Confirmation from Notre Dame to ESPN that the Irish will move all of their sports - except football - out of the Big East and into the Atlantic Coast Conference as soon as possible came as a big surprise to many in the Big 12 Wednesday.
The Big 12 had been actively courting Notre Dame to make the same move into its 10-team league for more than a year.
But sources in the Big 12 told me this morning the governing board at Notre Dame wanted to maintain its affiliation with the East Coast and felt the ACC (with several former members of the Big East, such as Boston College, Virginia Tech, Miami - and starting next year - Syracuse and Pittsburgh) was a better fit than the Big 12. The board also valued the ACC's academic standing, which is the best among the BCS conferences.
The big question my Big 12 sources were asking this morning is what does the ACC plan to do about Notre Dame's desire to have its own TV network? It's something the Big 12 would have welcomed, because schools in the Big 12 own their third-tier TV rights.
In the ACC, almost all the revenue from Tier 1, Tier 2 and Tier 3 TV rights (all contracted with ESPN) are shared equally. In fact, the ACC was concerned about Texas bringing the Longhorn Network into the ACC when the Longhorns looked at the ACC as a possible landing spot last year (when Oklahoma began talking to the Pac-12).
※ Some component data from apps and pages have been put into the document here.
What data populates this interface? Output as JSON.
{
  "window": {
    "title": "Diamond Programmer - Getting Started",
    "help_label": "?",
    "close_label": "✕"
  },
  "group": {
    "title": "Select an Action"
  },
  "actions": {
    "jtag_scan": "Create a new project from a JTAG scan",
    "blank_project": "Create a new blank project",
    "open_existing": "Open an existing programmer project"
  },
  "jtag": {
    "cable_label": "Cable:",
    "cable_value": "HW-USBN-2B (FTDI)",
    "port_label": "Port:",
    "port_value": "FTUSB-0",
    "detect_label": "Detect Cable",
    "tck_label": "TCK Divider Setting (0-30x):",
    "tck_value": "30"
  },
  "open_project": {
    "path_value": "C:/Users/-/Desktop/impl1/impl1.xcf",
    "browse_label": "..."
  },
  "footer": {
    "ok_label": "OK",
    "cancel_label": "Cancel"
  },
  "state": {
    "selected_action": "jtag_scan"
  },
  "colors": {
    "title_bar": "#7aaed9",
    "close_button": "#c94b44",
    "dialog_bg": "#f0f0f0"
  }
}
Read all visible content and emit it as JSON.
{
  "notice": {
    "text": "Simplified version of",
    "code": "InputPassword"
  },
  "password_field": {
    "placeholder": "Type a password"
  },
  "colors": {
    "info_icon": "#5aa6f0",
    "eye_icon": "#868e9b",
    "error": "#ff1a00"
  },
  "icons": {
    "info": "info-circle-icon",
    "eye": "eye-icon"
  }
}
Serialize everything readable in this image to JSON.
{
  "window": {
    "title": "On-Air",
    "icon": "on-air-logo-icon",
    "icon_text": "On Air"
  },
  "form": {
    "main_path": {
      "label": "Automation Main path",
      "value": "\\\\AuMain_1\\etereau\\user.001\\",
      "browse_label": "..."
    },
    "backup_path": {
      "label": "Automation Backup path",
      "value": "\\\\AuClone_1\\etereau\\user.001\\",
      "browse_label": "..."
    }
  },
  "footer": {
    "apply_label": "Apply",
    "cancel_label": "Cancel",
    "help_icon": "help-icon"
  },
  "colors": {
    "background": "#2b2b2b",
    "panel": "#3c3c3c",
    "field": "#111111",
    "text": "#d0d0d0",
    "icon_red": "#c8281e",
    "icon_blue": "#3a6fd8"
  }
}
Texas athletic director DeLoss Dodds said on Monday he thought Notre Dame in the Big 12 "would be a positive" and added that Notre Dame athletic director Jack Swarbrick and Big 12 commissioner Bob Bowlsby "are friends, too, and hopefully those conversations are continuing."
Bowlsby and former Big 12 interim commissioner Chuck Neinas both had conversations with Swarbrick, including keeping Notre Dame in the loop about the Big 12's decision to partner with the SEC on the Champions Bowl, which will begin New Year's Night 2015.
The conversations had included Notre Dame playing up to six games against Big 12 schools. The agreement between Notre Dame and the ACC calls for the Irish to play up to five games against ACC schools.
"No one is going to say it publicly, but this is a bit of a surprise and a big disappointment," one Big 12 source said. "We thought Notre Dame would be able to pursue its own network in the Big 12 and be a great fit here. I'm not sure what Notre Dame is going to be able to do in terms of its own network in the ACC.
"But Notre Dame is a great school and you wish them all the best."
The ACC had taken a stance of all-in membership or all-out previously in terms of whether the conference would admit a partial member. But clearly the events in May that included Florida State's chairman of the board of trustees saying the Seminoles would listen to the Big 12 shook the ACC into taking action to try to fortify its walls.
The addition of Notre Dame, even as a partial member, should help the ACC solidify and will probably quiet - for the foreseeable future - any talk of expansion or realignment involving the Big 12.
According to my sources, the pecking order of adding schools to the Big 12 - if expansion was to occur - was: 1) Notre Dame; 2) Florida State; and 3) Georgia Tech.
With the ACC adding Notre Dame and playing up to five games against the Irish, that talk will probably all but disappear.